Dataset entries:
--- START ---

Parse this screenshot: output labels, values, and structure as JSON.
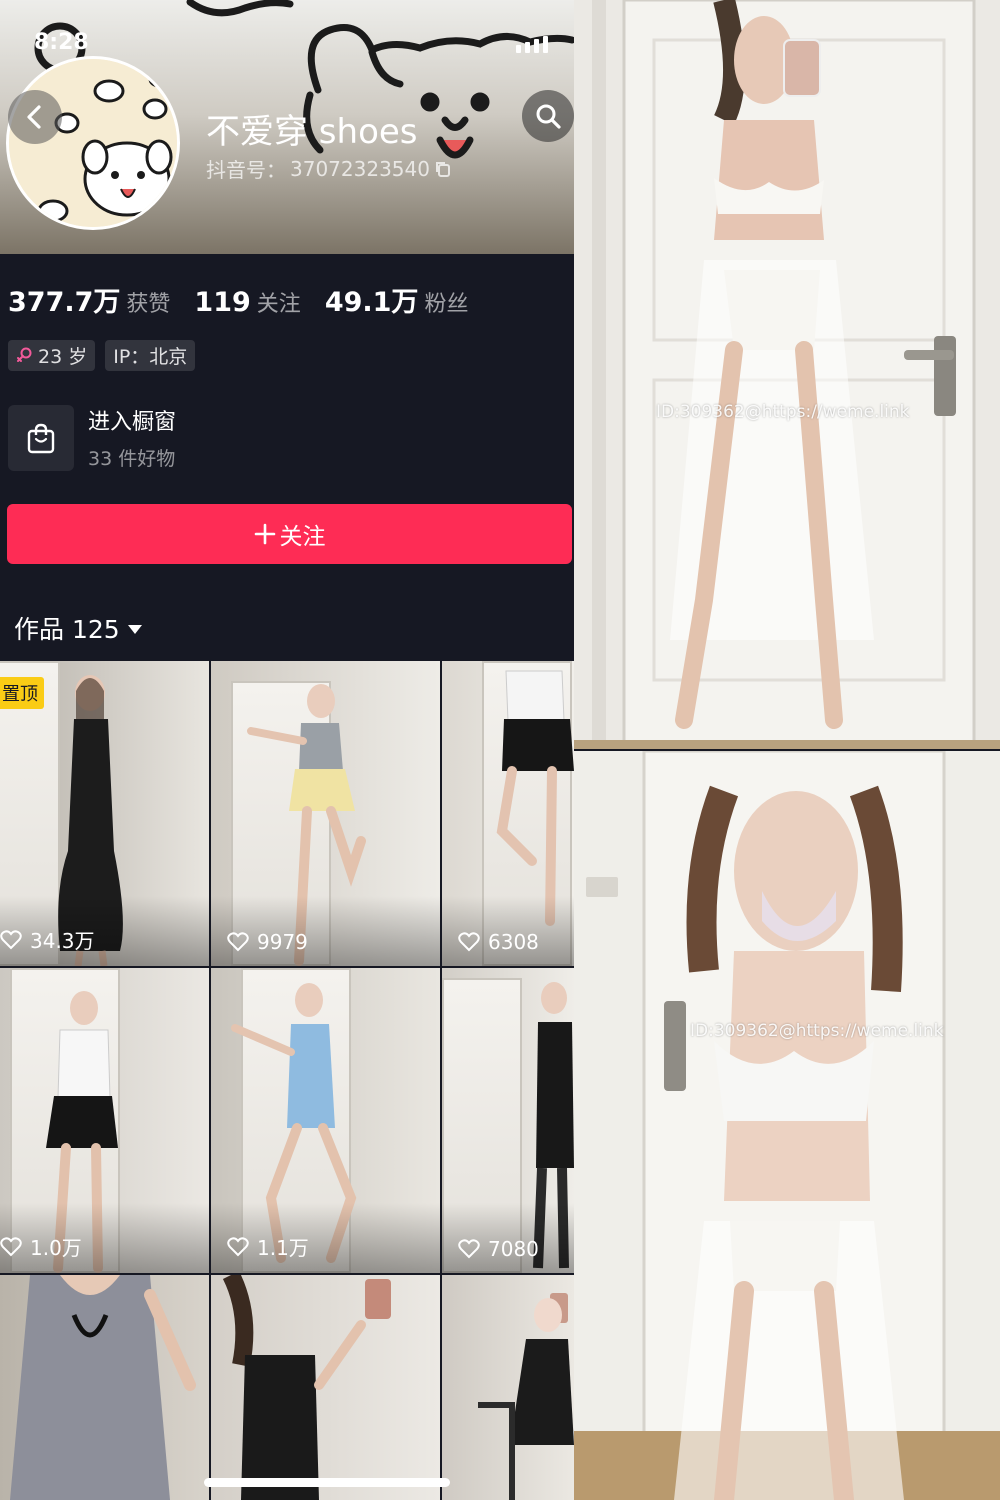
{
  "status": {
    "time": "8:28"
  },
  "profile": {
    "username": "不爱穿 shoes",
    "id_label": "抖音号：",
    "id_value": "37072323540"
  },
  "stats": [
    {
      "value": "377.7万",
      "label": "获赞"
    },
    {
      "value": "119",
      "label": "关注"
    },
    {
      "value": "49.1万",
      "label": "粉丝"
    }
  ],
  "tags": {
    "age": "23 岁",
    "ip": "IP：北京"
  },
  "shop": {
    "title": "进入橱窗",
    "subtitle": "33 件好物"
  },
  "follow_button": {
    "label": "关注"
  },
  "works_tab": {
    "label": "作品 125"
  },
  "videos": [
    {
      "likes": "34.3万",
      "pinned_label": "置顶"
    },
    {
      "likes": "9979"
    },
    {
      "likes": "6308"
    },
    {
      "likes": "1.0万"
    },
    {
      "likes": "1.1万"
    },
    {
      "likes": "7080"
    },
    {
      "likes": ""
    },
    {
      "likes": ""
    },
    {
      "likes": ""
    }
  ],
  "photos": {
    "top_watermark": "ID:309362@https://weme.link",
    "bottom_watermark": "ID:309362@https://weme.link"
  },
  "colors": {
    "accent": "#fe2c55",
    "background": "#161823",
    "pin": "#facc15"
  },
  "icons": [
    "back-arrow-icon",
    "search-icon",
    "copy-icon",
    "female-icon",
    "shopping-bag-icon",
    "plus-icon",
    "heart-icon"
  ]
}
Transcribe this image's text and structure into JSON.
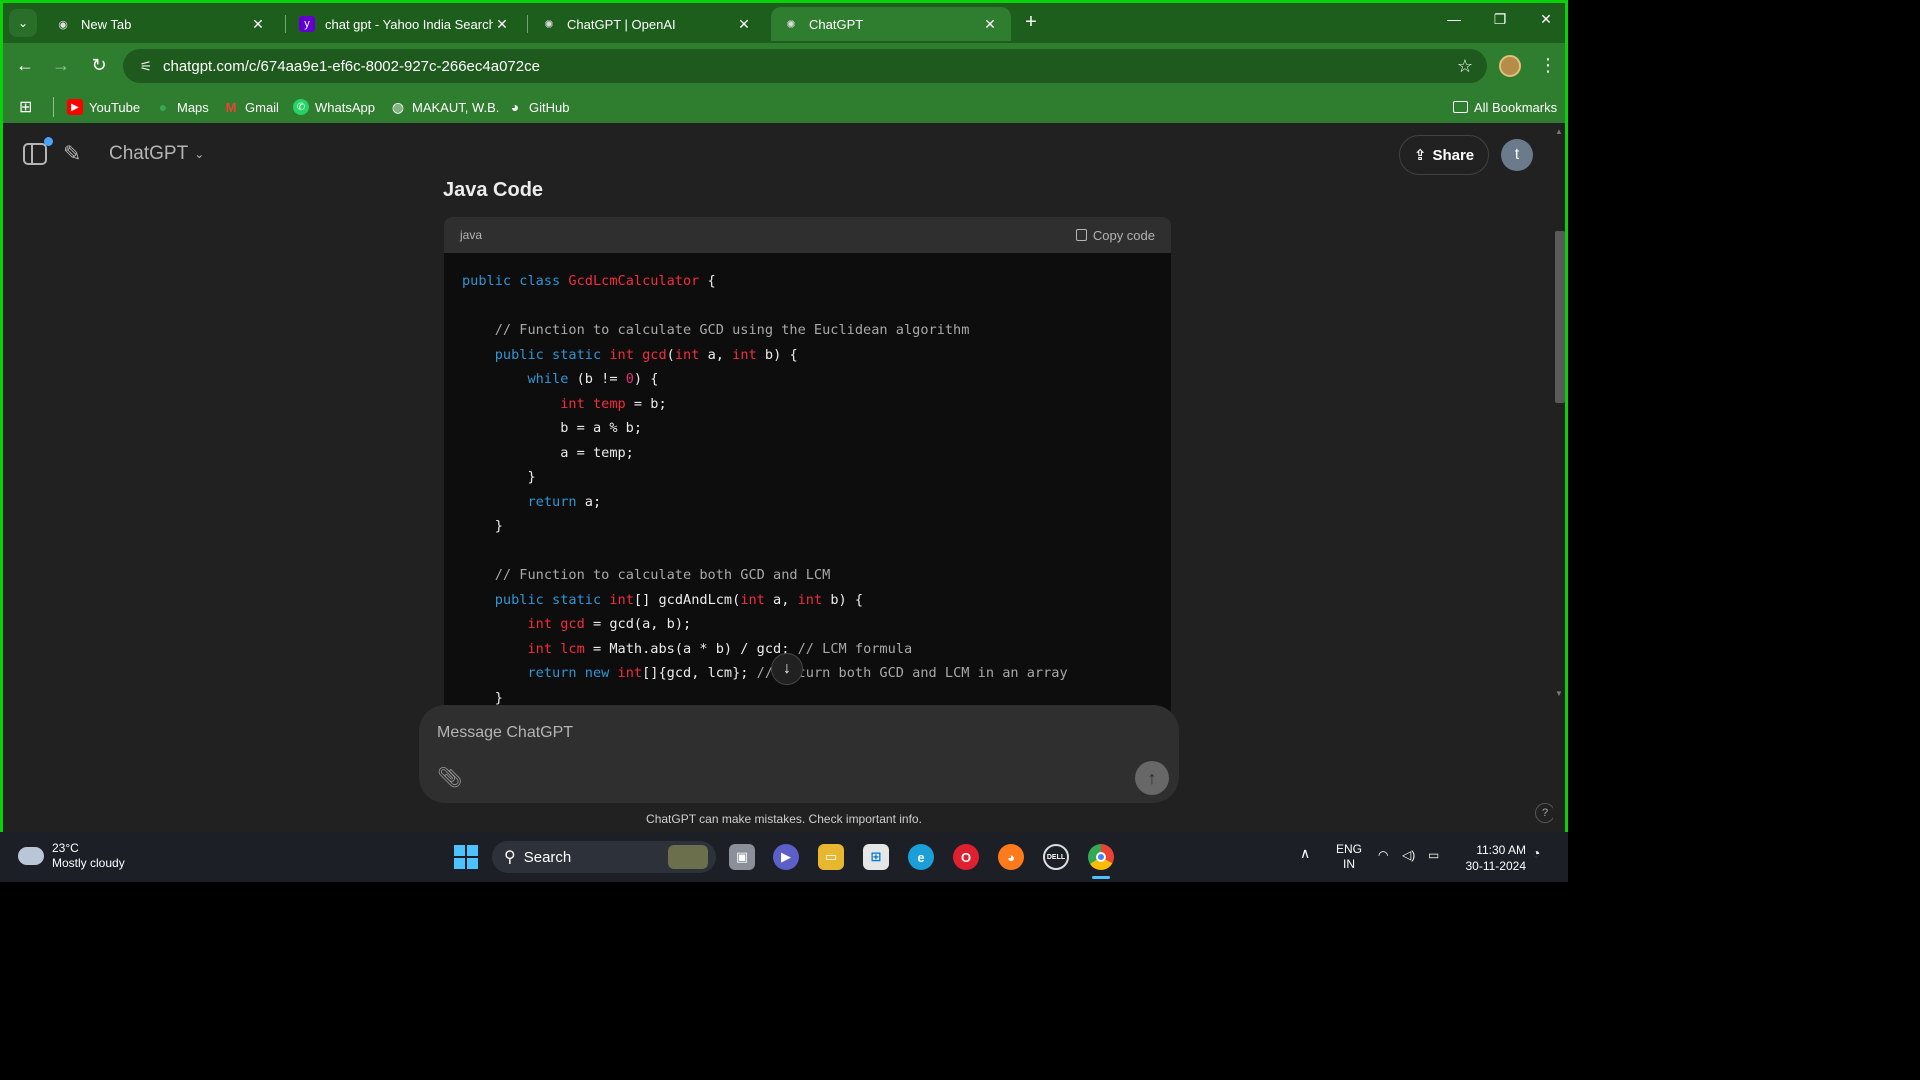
{
  "browser": {
    "tabs": [
      {
        "title": "New Tab",
        "active": false
      },
      {
        "title": "chat gpt - Yahoo India Search R",
        "active": false
      },
      {
        "title": "ChatGPT | OpenAI",
        "active": false
      },
      {
        "title": "ChatGPT",
        "active": true
      }
    ],
    "url": "chatgpt.com/c/674aa9e1-ef6c-8002-927c-266ec4a072ce",
    "bookmarks": [
      {
        "label": "YouTube",
        "icon": "youtube-icon",
        "color": "#ff0000"
      },
      {
        "label": "Maps",
        "icon": "maps-icon",
        "color": "#34a853"
      },
      {
        "label": "Gmail",
        "icon": "gmail-icon",
        "color": "#ea4335"
      },
      {
        "label": "WhatsApp",
        "icon": "whatsapp-icon",
        "color": "#25d366"
      },
      {
        "label": "MAKAUT, W.B.",
        "icon": "globe-icon",
        "color": "#ffffff"
      },
      {
        "label": "GitHub",
        "icon": "github-icon",
        "color": "#ffffff"
      }
    ],
    "all_bookmarks": "All Bookmarks",
    "frame_color": "#0bd10b",
    "theme_color": "#2f7d2f"
  },
  "chat": {
    "model": "ChatGPT",
    "share": "Share",
    "avatar_letter": "t",
    "heading": "Java Code",
    "code_lang": "java",
    "copy_label": "Copy code",
    "composer_placeholder": "Message ChatGPT",
    "disclaimer": "ChatGPT can make mistakes. Check important info.",
    "help": "?"
  },
  "taskbar": {
    "temperature": "23°C",
    "weather": "Mostly cloudy",
    "search": "Search",
    "lang": "ENG",
    "region": "IN",
    "time": "11:30 AM",
    "date": "30-11-2024"
  }
}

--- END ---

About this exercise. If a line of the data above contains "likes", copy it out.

Your solution.
      "likes": "34.3万",
      "likes": "9979"
      "likes": "6308"
      "likes": "1.0万"
      "likes": "1.1万"
      "likes": "7080"
      "likes": ""
      "likes": ""
      "likes": ""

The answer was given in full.